(The Center Square) – A 12-member Florida Police Chiefs Association (FPCA) panel will recommend statewide police reforms beyond those identified in the 8 Can’t Wait guidelines the association’s 900 law enforcement members approved last week.
FBCA will direct its new Subcommittee on Accountability and Societal Change to maintain a sustained review of policing policies and tactics.
“I’m pleased to announce that as its first action, the FPCA’s Subcommittee on Accountability and Societal Change cited the 8 Can’t Wait plan as a starting point,” FPCA President and Temple Terrace Police Department Chief Kenneth Albano said in a statement.
“In an effort to increase consistency, accountability, and transparency, we intend to begin working on best practices language, using the 8 Can’t Wait plan as a guide, to create standardized procedures that can be implemented statewide,” Albano said.

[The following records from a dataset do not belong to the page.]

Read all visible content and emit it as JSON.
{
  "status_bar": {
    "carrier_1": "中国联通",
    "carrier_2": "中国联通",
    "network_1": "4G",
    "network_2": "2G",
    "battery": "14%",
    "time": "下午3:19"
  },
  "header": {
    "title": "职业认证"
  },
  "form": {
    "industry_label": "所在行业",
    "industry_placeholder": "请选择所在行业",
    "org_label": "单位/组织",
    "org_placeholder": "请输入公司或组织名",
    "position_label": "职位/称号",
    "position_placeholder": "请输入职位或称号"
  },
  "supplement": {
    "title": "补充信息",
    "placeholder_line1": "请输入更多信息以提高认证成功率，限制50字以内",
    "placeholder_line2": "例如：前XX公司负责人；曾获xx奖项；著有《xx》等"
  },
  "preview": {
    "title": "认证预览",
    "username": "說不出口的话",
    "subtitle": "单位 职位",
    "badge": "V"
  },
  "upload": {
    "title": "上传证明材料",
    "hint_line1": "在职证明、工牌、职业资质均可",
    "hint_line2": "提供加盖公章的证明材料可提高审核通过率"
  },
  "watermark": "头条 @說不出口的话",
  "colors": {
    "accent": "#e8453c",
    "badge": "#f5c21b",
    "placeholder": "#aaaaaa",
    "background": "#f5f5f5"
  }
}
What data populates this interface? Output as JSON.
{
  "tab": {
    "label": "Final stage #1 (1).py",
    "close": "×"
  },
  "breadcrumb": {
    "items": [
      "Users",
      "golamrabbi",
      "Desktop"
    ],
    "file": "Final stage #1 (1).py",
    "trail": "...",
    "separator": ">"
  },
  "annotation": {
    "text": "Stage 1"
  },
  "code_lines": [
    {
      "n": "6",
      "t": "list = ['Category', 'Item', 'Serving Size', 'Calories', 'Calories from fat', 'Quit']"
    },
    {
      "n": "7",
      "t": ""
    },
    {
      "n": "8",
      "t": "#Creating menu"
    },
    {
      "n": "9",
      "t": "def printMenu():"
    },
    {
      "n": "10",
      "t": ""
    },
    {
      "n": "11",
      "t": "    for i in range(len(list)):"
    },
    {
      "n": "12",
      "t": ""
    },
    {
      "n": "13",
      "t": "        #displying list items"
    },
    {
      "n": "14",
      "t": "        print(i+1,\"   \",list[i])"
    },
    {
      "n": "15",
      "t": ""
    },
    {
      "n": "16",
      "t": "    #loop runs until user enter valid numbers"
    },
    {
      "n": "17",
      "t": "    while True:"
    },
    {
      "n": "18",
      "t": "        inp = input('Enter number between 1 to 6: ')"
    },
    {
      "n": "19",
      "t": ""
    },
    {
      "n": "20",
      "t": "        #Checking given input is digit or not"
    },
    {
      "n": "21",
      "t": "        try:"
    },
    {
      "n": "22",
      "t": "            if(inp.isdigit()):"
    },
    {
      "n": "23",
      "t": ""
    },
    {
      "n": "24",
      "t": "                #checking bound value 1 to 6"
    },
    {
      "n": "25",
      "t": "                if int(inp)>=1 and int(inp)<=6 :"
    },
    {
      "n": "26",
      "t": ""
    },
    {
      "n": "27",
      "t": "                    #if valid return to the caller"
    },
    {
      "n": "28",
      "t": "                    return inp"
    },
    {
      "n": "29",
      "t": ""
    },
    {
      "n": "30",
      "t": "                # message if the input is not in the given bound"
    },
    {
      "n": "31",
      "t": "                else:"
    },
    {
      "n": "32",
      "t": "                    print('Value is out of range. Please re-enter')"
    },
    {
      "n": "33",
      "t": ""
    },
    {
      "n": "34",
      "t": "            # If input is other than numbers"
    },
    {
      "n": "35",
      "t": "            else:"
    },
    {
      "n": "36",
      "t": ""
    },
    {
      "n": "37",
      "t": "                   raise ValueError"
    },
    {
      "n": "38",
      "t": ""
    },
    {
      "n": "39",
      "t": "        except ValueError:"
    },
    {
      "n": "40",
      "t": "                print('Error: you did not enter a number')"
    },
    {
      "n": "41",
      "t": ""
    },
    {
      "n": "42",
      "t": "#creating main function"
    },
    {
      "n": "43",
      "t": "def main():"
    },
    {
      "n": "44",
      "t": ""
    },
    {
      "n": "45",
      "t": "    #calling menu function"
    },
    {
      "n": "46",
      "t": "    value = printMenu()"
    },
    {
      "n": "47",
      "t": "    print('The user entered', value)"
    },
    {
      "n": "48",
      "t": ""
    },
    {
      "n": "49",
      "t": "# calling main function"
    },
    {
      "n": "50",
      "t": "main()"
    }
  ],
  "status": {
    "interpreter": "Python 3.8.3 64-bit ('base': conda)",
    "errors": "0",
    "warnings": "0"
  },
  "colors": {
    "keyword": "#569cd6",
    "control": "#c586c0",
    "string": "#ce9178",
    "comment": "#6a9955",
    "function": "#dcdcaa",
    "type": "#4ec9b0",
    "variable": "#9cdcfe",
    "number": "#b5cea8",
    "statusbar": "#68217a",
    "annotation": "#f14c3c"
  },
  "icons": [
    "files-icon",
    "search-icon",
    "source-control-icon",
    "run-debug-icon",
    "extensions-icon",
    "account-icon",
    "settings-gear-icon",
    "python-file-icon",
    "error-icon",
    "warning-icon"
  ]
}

St. Petersburg Police Chief Anthony Holloway will chair the subcommittee, which also will include Florida Department of Law Enforcement (FDLE) Assistant Commissioner Jennifer Pritt, Orlando Police Chief Orlando Rolón, Tampa Police Chief Brian Dugan, Florida State University Police Chief Terri Brown, Miami Beach Police Major David De La Espriella and University of South Florida Department of Criminology professor Lorie Fridell.
“This is just the beginning,” Albano said. “Moving forward, next steps will include working with the community leaders participating on this subcommittee, as well as our citizenry across the state, to address myriad societal issues and concerns that continue to contribute to the creation of negative encounters between members of our communities and their police officers.”
FPCA said last week it was responding to calls for policing reforms and improved relationships between police and communities demanded in protests and demonstrations nationwide and across Florida that were spurred by the May 25 killing of George Floyd by Minneapolis police.
The FCPA’s 8 Can’t Wait guidelines are:
• Ban chokeholds and strangleholds;
• Require officers to de-escalate, where possible, by communicating, maintaining distance, and reducing need for force;
• Require officers to give a verbal warning in all situations before using deadly force;
• Require officers to exhaust all alternatives, including nonforce and less lethal force, before resorting to deadly force;
• Require officers to intervene, stop excessive force by other officers, and report incidents immediately;
• Ban officers shooting at moving vehicles;
• Create “force continuums” that restrict severe force to the most extreme situations, and create clear restrictions on use of each police weapon and tactic;
• Require officers to report each time they use force or threaten to use force against civilians.
Police chiefs and sheriffs across Florida, in general, have acknowledged there is need for police reform in many communities, although the impetus for reform is not new in the state. A start-and-stall criminal justice reform campaign has been raising many of the same issues – but from a financial, return-on-investment perspective – as those protesting police brutality.
Hallandale Police Chief Sonia Quiñones knelt with protesters during a demonstration in her Broward County city last week, prompting 10 members of the force’s SWAT team to resign.
The 10 officers tendered their resignations from the SWAT team Friday but remain on the city’s 102-member police force.
Quiñones accepted the resignations Monday and said it was unclear whether the city will form a new SWAT team since it had been called out only eight times in the past three years .
In their resignation memo, the officers wrote they were undertrained, didn’t have enough equipment and Quiñones knelt last week with Hallandale Beach Vice Mayor Sabrina Javellana as she called to reopen a 2014 case in which the SWAT team killed a black man in a no-knock warrant raid on his home looking for narcotics.